Top of Data supplied

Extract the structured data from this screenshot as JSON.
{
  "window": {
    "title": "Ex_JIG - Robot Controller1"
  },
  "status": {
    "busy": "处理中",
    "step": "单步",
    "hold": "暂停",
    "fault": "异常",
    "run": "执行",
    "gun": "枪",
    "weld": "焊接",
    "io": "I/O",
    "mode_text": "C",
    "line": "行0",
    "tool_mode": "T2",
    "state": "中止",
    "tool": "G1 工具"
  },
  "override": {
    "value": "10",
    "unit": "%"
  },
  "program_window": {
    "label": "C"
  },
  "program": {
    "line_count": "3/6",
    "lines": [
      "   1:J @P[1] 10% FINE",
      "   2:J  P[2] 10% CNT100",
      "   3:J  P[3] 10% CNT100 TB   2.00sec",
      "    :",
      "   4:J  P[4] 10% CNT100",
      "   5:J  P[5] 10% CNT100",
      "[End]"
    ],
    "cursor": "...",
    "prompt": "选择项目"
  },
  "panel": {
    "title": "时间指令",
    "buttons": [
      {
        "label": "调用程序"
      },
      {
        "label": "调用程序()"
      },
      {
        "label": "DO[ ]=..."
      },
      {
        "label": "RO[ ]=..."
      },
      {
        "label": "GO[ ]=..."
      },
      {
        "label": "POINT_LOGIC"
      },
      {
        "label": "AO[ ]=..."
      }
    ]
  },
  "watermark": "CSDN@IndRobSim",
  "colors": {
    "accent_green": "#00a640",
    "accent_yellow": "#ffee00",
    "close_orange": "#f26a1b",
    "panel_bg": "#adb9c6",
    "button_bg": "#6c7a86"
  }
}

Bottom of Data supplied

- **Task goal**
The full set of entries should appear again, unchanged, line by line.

- **Answer below**
Extract the structured data from this screenshot as JSON.
{
  "window": {
    "title": "Ex_JIG - Robot Controller1"
  },
  "status": {
    "busy": "处理中",
    "step": "单步",
    "hold": "暂停",
    "fault": "异常",
    "run": "执行",
    "gun": "枪",
    "weld": "焊接",
    "io": "I/O",
    "mode_text": "C",
    "line": "行0",
    "tool_mode": "T2",
    "state": "中止",
    "tool": "G1 工具"
  },
  "override": {
    "value": "10",
    "unit": "%"
  },
  "program_window": {
    "label": "C"
  },
  "program": {
    "line_count": "3/6",
    "lines": [
      "   1:J @P[1] 10% FINE",
      "   2:J  P[2] 10% CNT100",
      "   3:J  P[3] 10% CNT100 TB   2.00sec",
      "    :",
      "   4:J  P[4] 10% CNT100",
      "   5:J  P[5] 10% CNT100",
      "[End]"
    ],
    "cursor": "...",
    "prompt": "选择项目"
  },
  "panel": {
    "title": "时间指令",
    "buttons": [
      {
        "label": "调用程序"
      },
      {
        "label": "调用程序()"
      },
      {
        "label": "DO[ ]=..."
      },
      {
        "label": "RO[ ]=..."
      },
      {
        "label": "GO[ ]=..."
      },
      {
        "label": "POINT_LOGIC"
      },
      {
        "label": "AO[ ]=..."
      }
    ]
  },
  "watermark": "CSDN@IndRobSim",
  "colors": {
    "accent_green": "#00a640",
    "accent_yellow": "#ffee00",
    "close_orange": "#f26a1b",
    "panel_bg": "#adb9c6",
    "button_bg": "#6c7a86"
  }
}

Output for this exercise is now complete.